4. Note the time of day
Is the reviewer having lunch, dinner or breakfast? Each of these can be a completely different experience. The vibe is different, the menu can be different and the restaurant can lose it’s appeal in the light/darkness, or it may be really unsafe at night but fine during the day.
5. Special or normal menu
Restaurants often offer specials and the experience for a special can be very different from the experience when ordering a la carte. The food can come quicker because it is pre prepared, the waiter can be less friendly because he knows he is earning less tip and the food could be lower quality in an attempt to save costs. So bear in mind whether the review was of a special or not because the normal experience could be quite different for better or worse.
6. Note the date
Reviews sit around on the internet forever and when you find it through Google, it’s not immedietly apparent that it may not be current. Most blogs will have some sort of date stamp on ach post so check when it was written and bear in mind that a lot can change in just a few months.
7. Number of visits
The unfortunate reality is that restaurants so have off days. We may want to find that unacceptable but there are very few that have not had things go wrong with a particular table at some point. Check if the reviewer has visited the restaurant multiple times and if their experience was consistent.
As we said in the previous point, things do go wrong in restaurants. Having something go wrong is less of an issue than how the restaurant/manager deals with it. Does the reviewer bring up issues with the management and report on how they responded, or does the reviewer simply report on the actual issues themselves?
9. Check the comments
Respectable blogs should have some user comments below each review (unless it’s a recent post). Make a habit of reading the comments and seeing if they agree with the review. Often the comments add important information to the review.
10. Don’t take comments as gospel
Remember that anyone can comment, the restaurant owner or the competition. So the comments may not be truthful. Also, because most sites allow anonymous comments, people feel able to say harsher things than they might normally. It’s advisable to take comments with a pinch of salt. Focus on comments that have the person’s name and are not unnecessarily emotive.
11. Check other reviews
There are many review sites out there, do a Google search and see what some of the other reviewers think. Are they all in agreement? This can help you counter the problems inherent in ‘one visit reviewing’.
12. Note how new the restaurant is

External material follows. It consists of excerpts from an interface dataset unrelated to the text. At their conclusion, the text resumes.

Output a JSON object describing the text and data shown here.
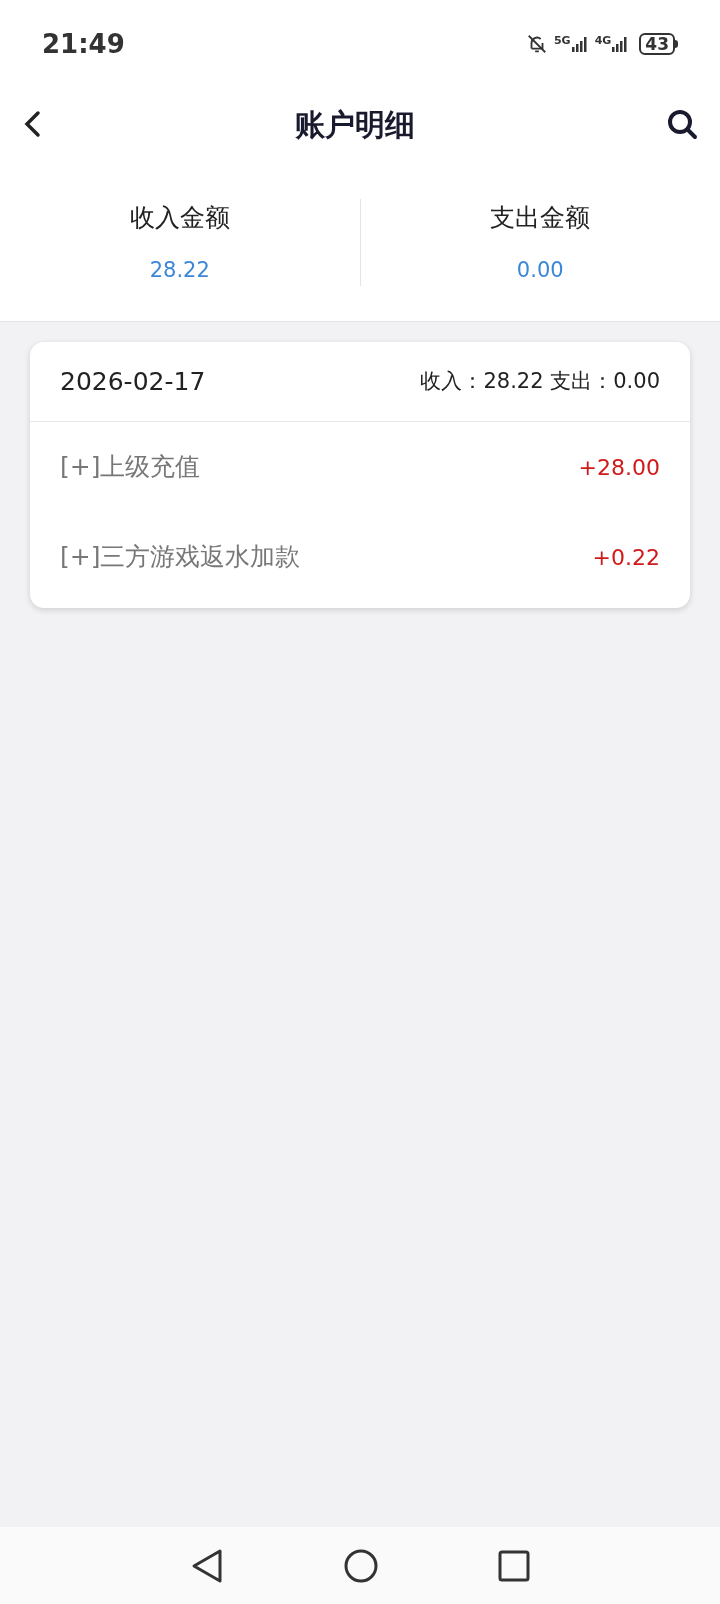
{
  "status_bar": {
    "time": "21:49",
    "networks": [
      "5G",
      "4G"
    ],
    "battery": "43"
  },
  "header": {
    "title": "账户明细"
  },
  "summary": [
    {
      "label": "收入金额",
      "value": "28.22"
    },
    {
      "label": "支出金额",
      "value": "0.00"
    }
  ],
  "days": [
    {
      "date": "2026-02-17",
      "totals": "收入：28.22 支出：0.00",
      "entries": [
        {
          "label": "[+]上级充值",
          "amount": "+28.00"
        },
        {
          "label": "[+]三方游戏返水加款",
          "amount": "+0.22"
        }
      ]
    }
  ]
}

Some bloggers like to review restaurants when they have just opened. While we would like to think that if they are open they should be offering quality service and product. The reality, however, is that it takes a little while for restaurants to find their feet. A restaurant may receive negative reviews when it opens initially but within a couple of months will receive rave reviews.
Those are my 12 points. Feel free to comment on them or suggest additional points in the comments section below. Remember that reviews are not normally about helping you to decide whether or not to go to a restaurant but more about managing your expectations and assisting you to select the appropriate restaurant for the occasion. If I say a restaurant is loud, I’m not saying you should go there because it’s loud. I’m saying you shouldn’t go there for a romantic dinner but you might want to go there for a birthday celebration.

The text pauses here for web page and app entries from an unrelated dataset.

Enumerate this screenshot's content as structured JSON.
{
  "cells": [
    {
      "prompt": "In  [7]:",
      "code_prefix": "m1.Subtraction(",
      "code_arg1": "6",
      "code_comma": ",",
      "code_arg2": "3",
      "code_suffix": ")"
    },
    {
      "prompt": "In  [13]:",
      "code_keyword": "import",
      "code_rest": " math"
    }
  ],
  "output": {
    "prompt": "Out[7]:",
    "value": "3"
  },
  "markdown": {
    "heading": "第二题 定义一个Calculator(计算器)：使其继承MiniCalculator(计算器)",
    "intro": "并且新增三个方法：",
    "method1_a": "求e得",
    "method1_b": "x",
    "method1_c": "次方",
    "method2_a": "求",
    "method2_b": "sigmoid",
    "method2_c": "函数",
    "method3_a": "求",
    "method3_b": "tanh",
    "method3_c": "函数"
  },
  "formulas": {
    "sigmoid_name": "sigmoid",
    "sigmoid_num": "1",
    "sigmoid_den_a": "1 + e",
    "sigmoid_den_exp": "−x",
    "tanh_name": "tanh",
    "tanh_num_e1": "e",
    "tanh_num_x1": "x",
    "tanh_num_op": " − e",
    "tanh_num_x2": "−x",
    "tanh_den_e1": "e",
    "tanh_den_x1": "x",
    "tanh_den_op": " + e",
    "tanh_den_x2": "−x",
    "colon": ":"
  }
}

And finally, help the community by leaving a comment about your experience, even if it’s just to agree with the reviewer as it helps other people to evaluate the credibility of the review. But when you do comment, be fair and don’t make personal attacks. Remember that your comment will be there for people to read for a very long time.